ollowing a successful winter league season, South Pasadena sent four winter sports teams — girls’ and boys’ soccer, girls’ water polo, and girls’ basketball — to the CIF Southern Section playoffs. However, despite top three finishes during league play, all four teams fell in the first round of postseason play, ending their seasons prematurely. The girls’ water polo team ran out of gas in its first CIF matchup against the Newbury Park Panthers despite getting off to a fast start. Senior Jael Osborne enjoyed a terrific first half, scoring five goals, but was ejected late in the second period, severely hurting the Tigers’ chance of a victory. In the second half, South Pas struggled to generate any offense and the Panthers scored ten unanswered goals to defeat the Tigers 16-10. Girls’ soccer couldn’t recreate the postseason magic of 2018’s team, as they fell 1-0 to Sierra Canyon in their opening round CIF match. The Tigers conceded an early goal to the Trailblazers and couldn’t recover. Seniors Uma Hornish and Emma Barrera created multiple offensive chances, but the Tigers were unable to convert against the talented Sierra Canyon defense.

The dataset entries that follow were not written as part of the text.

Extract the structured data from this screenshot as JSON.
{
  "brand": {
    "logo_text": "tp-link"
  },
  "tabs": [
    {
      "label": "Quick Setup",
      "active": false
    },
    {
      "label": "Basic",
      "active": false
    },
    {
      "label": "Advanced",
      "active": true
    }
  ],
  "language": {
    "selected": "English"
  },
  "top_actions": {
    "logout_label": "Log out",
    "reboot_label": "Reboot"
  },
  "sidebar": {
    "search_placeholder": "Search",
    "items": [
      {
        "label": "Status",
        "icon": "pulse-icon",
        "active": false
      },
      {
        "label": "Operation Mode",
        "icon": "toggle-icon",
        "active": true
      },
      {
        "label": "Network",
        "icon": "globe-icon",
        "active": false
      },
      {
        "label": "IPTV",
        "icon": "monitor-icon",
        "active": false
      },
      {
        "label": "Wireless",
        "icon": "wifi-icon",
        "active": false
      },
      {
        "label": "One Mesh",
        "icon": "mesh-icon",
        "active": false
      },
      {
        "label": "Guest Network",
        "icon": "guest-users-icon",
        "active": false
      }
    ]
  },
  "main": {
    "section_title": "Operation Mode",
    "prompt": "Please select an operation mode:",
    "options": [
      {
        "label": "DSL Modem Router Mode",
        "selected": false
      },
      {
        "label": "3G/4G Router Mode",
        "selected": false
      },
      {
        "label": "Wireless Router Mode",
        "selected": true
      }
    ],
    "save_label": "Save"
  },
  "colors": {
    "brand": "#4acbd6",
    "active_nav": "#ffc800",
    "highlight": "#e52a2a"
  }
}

Boys’ soccer was kept from CIF advancement after a 2-1 loss at the hands of the Pacific Pirates. The team suffered from both early offensive and defensive inefficiencies in the match’s first half, giving up two goals before twenty minutes had elapsed. Despite a significant rallying by the Tiger offense in the second half and a late goal by junior captain Kai Endo, the team was unable to salvage a tie and ended season play with a 14-4-1 record. Girls’ basketball was unable to contain Gabrielino’s main scorer, allowing her to score 35 points and hand South Pas a first round exit by a score of 64-49. South Pas got off to a cold start shooting the ball, and quickly fell behind the Eagles’ and their up-tempo style of play. Freshman Allysan Tse kept the Tigers close in the first half with her contributions on both ends of the court, but was forced to take a backseat on defense after she got into foul trouble in the first half. Juniors Megan Yee and Sydney Sakamoto each hit three pointers in the third quarter, but the Tigers were unable to handle the pressure of the Eagles’ defense and could not mount a comeback in the fourth. Despite the lack of success in CIF playoffs, the winter teams continued to display their dominance in the Rio Hondo, while staking their claim as the best sports season at SPHS.
FOLLOWING A CHAMPIONSHIP LAST YEAR, girls’ soccer was knocked out in the first round of CIF.